In fairness, I guess that fits into the overall theme of the story, especially at the beginning when he’s talking about how he met Robin and why that was such an important moment in his life. It makes sense that he wants them to know that Robin isn’t just some woman and that moving on is actually a big deal for him.
But that doesn’t stop me from being emotionally, irrationally angry. Because this show isn’t called How I Met Your Mother and She Died Tragically and Now I Want to Nail Your Aunt Robin. It’s How I Met Your Mother. And don’t tell me that I’m reading too much into it or placing too much meaning on the title, because I know you’re probably thinking that right now.
Yes, there’s poetic symmetry in Ted returning to Robin’s apartment with the blue French horn, his hair greyer and his face more lined. Yes, with any other couple it’s sweet to think about them getting together after they’ve lived their lives so they can be happy in the end. But for years, the writers of this show beat us over the head with a bat labelled “Robin and Ted don’t work together.” They made us invested in the idea of The Mother. Hell, they made us invested in what really was the perfect couple: the scotch-swilling, cigar-smoking, laser tag-playing, totally awesome dynamic duo Barney and Robin. And they tore all that down for the sake of “Ted and Robin finally get together at the end,” ruining two separate happy endings for the sake of one.
This entire season–and several of the previous ones, in fact–has been for nothing. They spent ages getting Robin in the right mindset to marry Barney and blew that up in an Argentinean instant. They spent even longer maturing Barney and really showing him “how to live,” and that went flying out the window the second his marriage fell apart. Lily and Marshall’s legendary conflict blew over when they found out she was pregnant, and they’ve been happy ever since, and they’ll be happy forever and ever, amen, until the day they die, because that’s who they are and what they do.
And Ted? The relationship that was supposed to define his entire life, the relationship that was supposed to be worth everything, the relationship that the entire show was about–it was with Robin, a woman who was too selfish to give up her career to make her marriage work. You think that’s gonna be any different with Ted? She couldn’t even make time to see him when they were friends. And if she didn’t have time for Barney, there’s no way she’s going to make that kind of time for Ted.

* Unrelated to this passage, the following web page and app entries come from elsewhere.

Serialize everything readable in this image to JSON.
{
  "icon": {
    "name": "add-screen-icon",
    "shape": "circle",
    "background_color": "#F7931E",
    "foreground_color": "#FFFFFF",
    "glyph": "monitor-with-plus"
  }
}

That relationship is going to crash and burn just as it always has, and Ted’s going to keep trying to make it work, because that’s what he does, and Robin is going to pull away because she’s turned into a cold and bitter person, and the kids are going to be caught in the crossfire, even though they’ve already been through more than enough pain by losing their mother.
This episode made me cry three times. The first time was when The Mother got sick. The second time was when we saw how young the characters looked in season 1. And the third time was just now when I realized what grade I would have to give this show, the show that I loved so hard for so many years. “Last Forever” seemed like some horrible, horrible joke, a psych-out before the real thing. But it’s not. It’s the end. It’s the last forever, and it was the most heart-crushingly disappointing episode I’ve ever seen, because it made me believe in love before yanking it away.
It’s a good thing How I Met Your Mother is over, because if it weren’t, this would be the point where I gave up on it.
Final Grade: F